Activity: Take the records underneath and set them down exactly.
------------------------------------
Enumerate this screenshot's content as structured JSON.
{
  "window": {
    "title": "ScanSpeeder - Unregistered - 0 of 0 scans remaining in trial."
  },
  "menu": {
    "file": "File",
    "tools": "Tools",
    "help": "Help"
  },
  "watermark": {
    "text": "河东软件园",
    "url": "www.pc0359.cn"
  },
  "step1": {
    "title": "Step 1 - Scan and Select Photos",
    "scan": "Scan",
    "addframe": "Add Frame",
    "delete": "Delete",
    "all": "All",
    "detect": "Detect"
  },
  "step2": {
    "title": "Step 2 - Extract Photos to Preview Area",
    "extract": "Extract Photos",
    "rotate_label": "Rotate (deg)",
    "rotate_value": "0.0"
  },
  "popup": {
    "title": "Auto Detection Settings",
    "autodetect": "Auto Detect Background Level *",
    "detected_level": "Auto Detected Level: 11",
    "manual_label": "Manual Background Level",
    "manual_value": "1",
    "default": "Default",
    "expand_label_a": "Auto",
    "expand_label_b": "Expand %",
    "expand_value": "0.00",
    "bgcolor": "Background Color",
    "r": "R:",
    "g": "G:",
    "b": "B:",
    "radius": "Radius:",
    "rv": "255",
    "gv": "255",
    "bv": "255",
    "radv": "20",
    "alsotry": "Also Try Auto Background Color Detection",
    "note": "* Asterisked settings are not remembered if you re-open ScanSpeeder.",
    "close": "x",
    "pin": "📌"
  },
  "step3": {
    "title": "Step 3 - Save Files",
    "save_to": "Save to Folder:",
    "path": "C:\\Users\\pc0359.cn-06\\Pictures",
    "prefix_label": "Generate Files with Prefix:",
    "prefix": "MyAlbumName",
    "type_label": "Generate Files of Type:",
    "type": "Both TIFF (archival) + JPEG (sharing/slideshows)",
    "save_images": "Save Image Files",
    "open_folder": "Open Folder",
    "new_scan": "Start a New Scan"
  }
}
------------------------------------
Answer for this exercise:
Enumerate this screenshot's content as structured JSON.
{
  "window": {
    "title": "ScanSpeeder - Unregistered - 0 of 0 scans remaining in trial."
  },
  "menu": {
    "file": "File",
    "tools": "Tools",
    "help": "Help"
  },
  "watermark": {
    "text": "河东软件园",
    "url": "www.pc0359.cn"
  },
  "step1": {
    "title": "Step 1 - Scan and Select Photos",
    "scan": "Scan",
    "addframe": "Add Frame",
    "delete": "Delete",
    "all": "All",
    "detect": "Detect"
  },
  "step2": {
    "title": "Step 2 - Extract Photos to Preview Area",
    "extract": "Extract Photos",
    "rotate_label": "Rotate (deg)",
    "rotate_value": "0.0"
  },
  "popup": {
    "title": "Auto Detection Settings",
    "autodetect": "Auto Detect Background Level *",
    "detected_level": "Auto Detected Level: 11",
    "manual_label": "Manual Background Level",
    "manual_value": "1",
    "default": "Default",
    "expand_label_a": "Auto",
    "expand_label_b": "Expand %",
    "expand_value": "0.00",
    "bgcolor": "Background Color",
    "r": "R:",
    "g": "G:",
    "b": "B:",
    "radius": "Radius:",
    "rv": "255",
    "gv": "255",
    "bv": "255",
    "radv": "20",
    "alsotry": "Also Try Auto Background Color Detection",
    "note": "* Asterisked settings are not remembered if you re-open ScanSpeeder.",
    "close": "x",
    "pin": "📌"
  },
  "step3": {
    "title": "Step 3 - Save Files",
    "save_to": "Save to Folder:",
    "path": "C:\\Users\\pc0359.cn-06\\Pictures",
    "prefix_label": "Generate Files with Prefix:",
    "prefix": "MyAlbumName",
    "type_label": "Generate Files of Type:",
    "type": "Both TIFF (archival) + JPEG (sharing/slideshows)",
    "save_images": "Save Image Files",
    "open_folder": "Open Folder",
    "new_scan": "Start a New Scan"
  }
}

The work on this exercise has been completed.